* **Task objective**
Report each line of the data below in which "Local" appears.

[Entries taken from a collection]
________________________

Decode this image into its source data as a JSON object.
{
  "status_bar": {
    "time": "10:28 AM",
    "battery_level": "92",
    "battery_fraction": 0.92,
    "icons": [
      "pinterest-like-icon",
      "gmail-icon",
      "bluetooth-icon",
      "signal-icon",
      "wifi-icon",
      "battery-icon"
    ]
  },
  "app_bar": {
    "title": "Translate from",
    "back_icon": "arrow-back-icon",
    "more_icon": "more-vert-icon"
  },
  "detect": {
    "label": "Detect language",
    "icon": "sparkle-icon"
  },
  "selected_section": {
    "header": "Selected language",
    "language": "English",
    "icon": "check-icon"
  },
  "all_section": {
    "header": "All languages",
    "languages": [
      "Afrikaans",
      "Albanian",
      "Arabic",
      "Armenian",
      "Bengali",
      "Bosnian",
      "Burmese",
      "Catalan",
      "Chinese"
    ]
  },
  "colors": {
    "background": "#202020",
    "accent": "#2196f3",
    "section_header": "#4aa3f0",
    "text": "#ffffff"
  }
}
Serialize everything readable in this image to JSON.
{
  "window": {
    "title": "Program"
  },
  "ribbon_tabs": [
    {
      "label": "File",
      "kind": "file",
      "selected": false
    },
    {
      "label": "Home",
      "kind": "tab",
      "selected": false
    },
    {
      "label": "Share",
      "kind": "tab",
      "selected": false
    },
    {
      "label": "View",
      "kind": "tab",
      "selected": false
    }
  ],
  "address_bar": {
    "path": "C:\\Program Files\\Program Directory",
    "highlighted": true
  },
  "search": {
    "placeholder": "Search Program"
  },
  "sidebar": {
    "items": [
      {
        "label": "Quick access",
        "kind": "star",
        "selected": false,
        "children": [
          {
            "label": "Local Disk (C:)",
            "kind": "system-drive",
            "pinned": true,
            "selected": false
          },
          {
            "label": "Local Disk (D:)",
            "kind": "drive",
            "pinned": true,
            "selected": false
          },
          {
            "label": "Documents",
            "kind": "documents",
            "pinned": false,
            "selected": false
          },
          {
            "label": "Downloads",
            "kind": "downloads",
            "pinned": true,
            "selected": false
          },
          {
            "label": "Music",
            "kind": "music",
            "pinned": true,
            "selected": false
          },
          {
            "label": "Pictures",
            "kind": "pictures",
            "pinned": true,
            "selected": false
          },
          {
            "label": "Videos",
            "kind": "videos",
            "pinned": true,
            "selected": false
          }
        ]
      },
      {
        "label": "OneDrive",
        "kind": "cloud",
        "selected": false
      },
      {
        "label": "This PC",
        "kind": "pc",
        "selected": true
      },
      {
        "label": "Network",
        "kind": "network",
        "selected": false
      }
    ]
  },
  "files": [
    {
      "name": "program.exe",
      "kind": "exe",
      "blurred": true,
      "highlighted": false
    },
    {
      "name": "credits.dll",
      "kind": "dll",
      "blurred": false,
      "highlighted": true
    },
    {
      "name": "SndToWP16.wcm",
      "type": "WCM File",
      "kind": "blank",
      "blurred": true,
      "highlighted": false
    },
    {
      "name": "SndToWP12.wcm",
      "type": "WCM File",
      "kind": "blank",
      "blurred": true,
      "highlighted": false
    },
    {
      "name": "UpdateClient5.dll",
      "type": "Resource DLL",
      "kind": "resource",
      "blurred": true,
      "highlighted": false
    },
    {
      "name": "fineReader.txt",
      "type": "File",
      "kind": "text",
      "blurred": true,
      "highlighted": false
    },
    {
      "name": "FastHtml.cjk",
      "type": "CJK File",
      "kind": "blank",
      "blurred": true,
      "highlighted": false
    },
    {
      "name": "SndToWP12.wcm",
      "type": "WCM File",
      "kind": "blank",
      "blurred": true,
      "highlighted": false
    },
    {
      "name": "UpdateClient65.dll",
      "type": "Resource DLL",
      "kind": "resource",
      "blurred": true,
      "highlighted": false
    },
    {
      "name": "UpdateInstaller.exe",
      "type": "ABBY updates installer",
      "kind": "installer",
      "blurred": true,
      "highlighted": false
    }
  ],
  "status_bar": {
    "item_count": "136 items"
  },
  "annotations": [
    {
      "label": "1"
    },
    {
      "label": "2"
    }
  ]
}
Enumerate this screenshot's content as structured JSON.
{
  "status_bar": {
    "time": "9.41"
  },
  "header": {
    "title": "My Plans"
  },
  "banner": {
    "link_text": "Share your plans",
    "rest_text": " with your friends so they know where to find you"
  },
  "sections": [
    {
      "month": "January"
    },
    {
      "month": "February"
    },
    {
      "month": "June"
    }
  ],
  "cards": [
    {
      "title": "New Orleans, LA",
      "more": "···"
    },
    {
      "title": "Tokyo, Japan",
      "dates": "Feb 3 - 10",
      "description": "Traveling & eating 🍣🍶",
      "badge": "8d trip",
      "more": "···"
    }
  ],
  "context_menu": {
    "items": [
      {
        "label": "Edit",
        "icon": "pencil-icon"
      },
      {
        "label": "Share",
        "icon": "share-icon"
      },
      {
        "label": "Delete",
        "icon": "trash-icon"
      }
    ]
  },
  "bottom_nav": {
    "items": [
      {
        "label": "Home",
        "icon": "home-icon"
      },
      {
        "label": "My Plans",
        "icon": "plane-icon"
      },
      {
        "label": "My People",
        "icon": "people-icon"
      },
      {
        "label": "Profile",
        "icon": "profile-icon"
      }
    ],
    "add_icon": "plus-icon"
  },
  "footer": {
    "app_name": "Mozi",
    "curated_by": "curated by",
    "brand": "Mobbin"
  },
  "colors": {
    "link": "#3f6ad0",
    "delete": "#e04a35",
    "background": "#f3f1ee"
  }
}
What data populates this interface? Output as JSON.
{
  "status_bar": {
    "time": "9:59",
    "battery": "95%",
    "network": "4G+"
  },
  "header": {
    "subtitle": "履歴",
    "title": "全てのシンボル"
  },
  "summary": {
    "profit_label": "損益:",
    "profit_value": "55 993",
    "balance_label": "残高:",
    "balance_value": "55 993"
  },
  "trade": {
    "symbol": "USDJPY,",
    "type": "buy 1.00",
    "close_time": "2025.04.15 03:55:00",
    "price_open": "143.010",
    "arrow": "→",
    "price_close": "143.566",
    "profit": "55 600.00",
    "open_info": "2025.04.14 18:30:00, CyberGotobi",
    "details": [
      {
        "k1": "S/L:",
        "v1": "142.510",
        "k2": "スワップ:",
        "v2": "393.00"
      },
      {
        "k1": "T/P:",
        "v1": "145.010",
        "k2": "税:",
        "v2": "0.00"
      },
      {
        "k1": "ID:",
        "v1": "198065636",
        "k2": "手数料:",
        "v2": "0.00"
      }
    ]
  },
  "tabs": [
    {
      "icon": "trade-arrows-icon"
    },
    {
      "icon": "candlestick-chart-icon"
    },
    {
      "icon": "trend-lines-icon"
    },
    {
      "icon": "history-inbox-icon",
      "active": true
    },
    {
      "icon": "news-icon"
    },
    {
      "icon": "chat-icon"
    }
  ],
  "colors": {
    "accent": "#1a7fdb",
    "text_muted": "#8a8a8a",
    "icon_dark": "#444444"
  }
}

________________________

* **Written response**
            "label": "Local Disk (C:)",
            "label": "Local Disk (D:)",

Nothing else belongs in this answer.